▸ **WHAT THE TASK REQUIRES**
For each record below, set it down exactly but leave out any picture.

◆ ◆ ◆

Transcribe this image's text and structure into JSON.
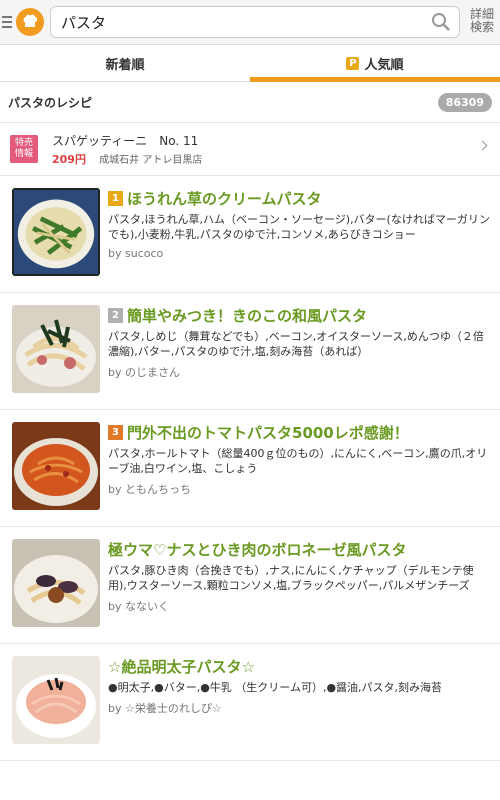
{
  "search": {
    "value": "パスタ",
    "advanced_label_line1": "詳細",
    "advanced_label_line2": "検索"
  },
  "tabs": [
    {
      "label": "新着順",
      "active": false
    },
    {
      "label": "人気順",
      "active": true,
      "icon": "premium-p-icon"
    }
  ],
  "results": {
    "title": "パスタのレシピ",
    "count": "86309"
  },
  "promo": {
    "badge_line1": "特売",
    "badge_line2": "情報",
    "name": "スパゲッティーニ　No. 11",
    "price": "209円",
    "store": "成城石井 アトレ目黒店"
  },
  "recipes": [
    {
      "rank": "1",
      "title": "ほうれん草のクリームパスタ",
      "ingredients": "パスタ,ほうれん草,ハム（ベーコン・ソーセージ),バター(なければマーガリンでも),小麦粉,牛乳,パスタのゆで汁,コンソメ,あらびきコショー",
      "author": "by sucoco"
    },
    {
      "rank": "2",
      "title": "簡単やみつき！きのこの和風パスタ",
      "ingredients": "パスタ,しめじ（舞茸などでも）,ベーコン,オイスターソース,めんつゆ（２倍濃縮),バター,パスタのゆで汁,塩,刻み海苔（あれば）",
      "author": "by のじまさん"
    },
    {
      "rank": "3",
      "title": "門外不出のトマトパスタ5000レポ感謝！",
      "ingredients": "パスタ,ホールトマト（総量400ｇ位のもの）,にんにく,ベーコン,鷹の爪,オリーブ油,白ワイン,塩、こしょう",
      "author": "by ともんちっち"
    },
    {
      "rank": "",
      "title": "極ウマ♡ナスとひき肉のボロネーゼ風パスタ",
      "ingredients": "パスタ,豚ひき肉（合挽きでも）,ナス,にんにく,ケチャップ（デルモンテ使用),ウスターソース,顆粒コンソメ,塩,ブラックペッパー,パルメザンチーズ",
      "author": "by なないく"
    },
    {
      "rank": "",
      "title": "☆絶品明太子パスタ☆",
      "ingredients": "●明太子,●バター,●牛乳 （生クリーム可）,●醤油,パスタ,刻み海苔",
      "author": "by ☆栄養士のれしぴ☆"
    }
  ]
}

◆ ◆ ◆

▸ **EXPECTED ANSWER**
Transcribe this image's text and structure into JSON.
{
  "search": {
    "value": "パスタ",
    "advanced_label_line1": "詳細",
    "advanced_label_line2": "検索"
  },
  "tabs": [
    {
      "label": "新着順",
      "active": false
    },
    {
      "label": "人気順",
      "active": true,
      "icon": "premium-p-icon"
    }
  ],
  "results": {
    "title": "パスタのレシピ",
    "count": "86309"
  },
  "promo": {
    "badge_line1": "特売",
    "badge_line2": "情報",
    "name": "スパゲッティーニ　No. 11",
    "price": "209円",
    "store": "成城石井 アトレ目黒店"
  },
  "recipes": [
    {
      "rank": "1",
      "title": "ほうれん草のクリームパスタ",
      "ingredients": "パスタ,ほうれん草,ハム（ベーコン・ソーセージ),バター(なければマーガリンでも),小麦粉,牛乳,パスタのゆで汁,コンソメ,あらびきコショー",
      "author": "by sucoco"
    },
    {
      "rank": "2",
      "title": "簡単やみつき！きのこの和風パスタ",
      "ingredients": "パスタ,しめじ（舞茸などでも）,ベーコン,オイスターソース,めんつゆ（２倍濃縮),バター,パスタのゆで汁,塩,刻み海苔（あれば）",
      "author": "by のじまさん"
    },
    {
      "rank": "3",
      "title": "門外不出のトマトパスタ5000レポ感謝！",
      "ingredients": "パスタ,ホールトマト（総量400ｇ位のもの）,にんにく,ベーコン,鷹の爪,オリーブ油,白ワイン,塩、こしょう",
      "author": "by ともんちっち"
    },
    {
      "rank": "",
      "title": "極ウマ♡ナスとひき肉のボロネーゼ風パスタ",
      "ingredients": "パスタ,豚ひき肉（合挽きでも）,ナス,にんにく,ケチャップ（デルモンテ使用),ウスターソース,顆粒コンソメ,塩,ブラックペッパー,パルメザンチーズ",
      "author": "by なないく"
    },
    {
      "rank": "",
      "title": "☆絶品明太子パスタ☆",
      "ingredients": "●明太子,●バター,●牛乳 （生クリーム可）,●醤油,パスタ,刻み海苔",
      "author": "by ☆栄養士のれしぴ☆"
    }
  ]
}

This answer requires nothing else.